**EXERCISE:** Nothing but an exact copy of the listing should appear in the response.

**SOURCE MATERIAL:**
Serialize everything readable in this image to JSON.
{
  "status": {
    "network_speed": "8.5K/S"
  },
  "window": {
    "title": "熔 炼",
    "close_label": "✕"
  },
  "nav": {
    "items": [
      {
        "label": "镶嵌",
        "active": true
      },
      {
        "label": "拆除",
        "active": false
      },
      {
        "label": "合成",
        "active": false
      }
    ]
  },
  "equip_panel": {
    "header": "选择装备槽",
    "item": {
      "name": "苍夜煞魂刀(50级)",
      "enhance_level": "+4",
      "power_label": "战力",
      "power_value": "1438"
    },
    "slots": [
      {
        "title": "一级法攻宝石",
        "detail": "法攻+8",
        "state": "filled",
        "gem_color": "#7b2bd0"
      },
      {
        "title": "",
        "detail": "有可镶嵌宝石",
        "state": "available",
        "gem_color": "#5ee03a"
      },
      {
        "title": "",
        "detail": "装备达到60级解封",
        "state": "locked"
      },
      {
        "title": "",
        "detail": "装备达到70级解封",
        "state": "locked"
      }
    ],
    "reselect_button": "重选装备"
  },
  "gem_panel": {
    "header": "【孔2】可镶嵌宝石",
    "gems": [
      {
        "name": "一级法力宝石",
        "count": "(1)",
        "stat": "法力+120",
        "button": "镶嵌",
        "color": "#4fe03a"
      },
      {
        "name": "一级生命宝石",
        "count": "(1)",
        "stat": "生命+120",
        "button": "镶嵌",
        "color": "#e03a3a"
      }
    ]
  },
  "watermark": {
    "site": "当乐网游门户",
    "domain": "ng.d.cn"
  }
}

**WRITTEN RESPONSE:**
Serialize everything readable in this image to JSON.
{
  "status": {
    "network_speed": "8.5K/S"
  },
  "window": {
    "title": "熔 炼",
    "close_label": "✕"
  },
  "nav": {
    "items": [
      {
        "label": "镶嵌",
        "active": true
      },
      {
        "label": "拆除",
        "active": false
      },
      {
        "label": "合成",
        "active": false
      }
    ]
  },
  "equip_panel": {
    "header": "选择装备槽",
    "item": {
      "name": "苍夜煞魂刀(50级)",
      "enhance_level": "+4",
      "power_label": "战力",
      "power_value": "1438"
    },
    "slots": [
      {
        "title": "一级法攻宝石",
        "detail": "法攻+8",
        "state": "filled",
        "gem_color": "#7b2bd0"
      },
      {
        "title": "",
        "detail": "有可镶嵌宝石",
        "state": "available",
        "gem_color": "#5ee03a"
      },
      {
        "title": "",
        "detail": "装备达到60级解封",
        "state": "locked"
      },
      {
        "title": "",
        "detail": "装备达到70级解封",
        "state": "locked"
      }
    ],
    "reselect_button": "重选装备"
  },
  "gem_panel": {
    "header": "【孔2】可镶嵌宝石",
    "gems": [
      {
        "name": "一级法力宝石",
        "count": "(1)",
        "stat": "法力+120",
        "button": "镶嵌",
        "color": "#4fe03a"
      },
      {
        "name": "一级生命宝石",
        "count": "(1)",
        "stat": "生命+120",
        "button": "镶嵌",
        "color": "#e03a3a"
      }
    ]
  },
  "watermark": {
    "site": "当乐网游门户",
    "domain": "ng.d.cn"
  }
}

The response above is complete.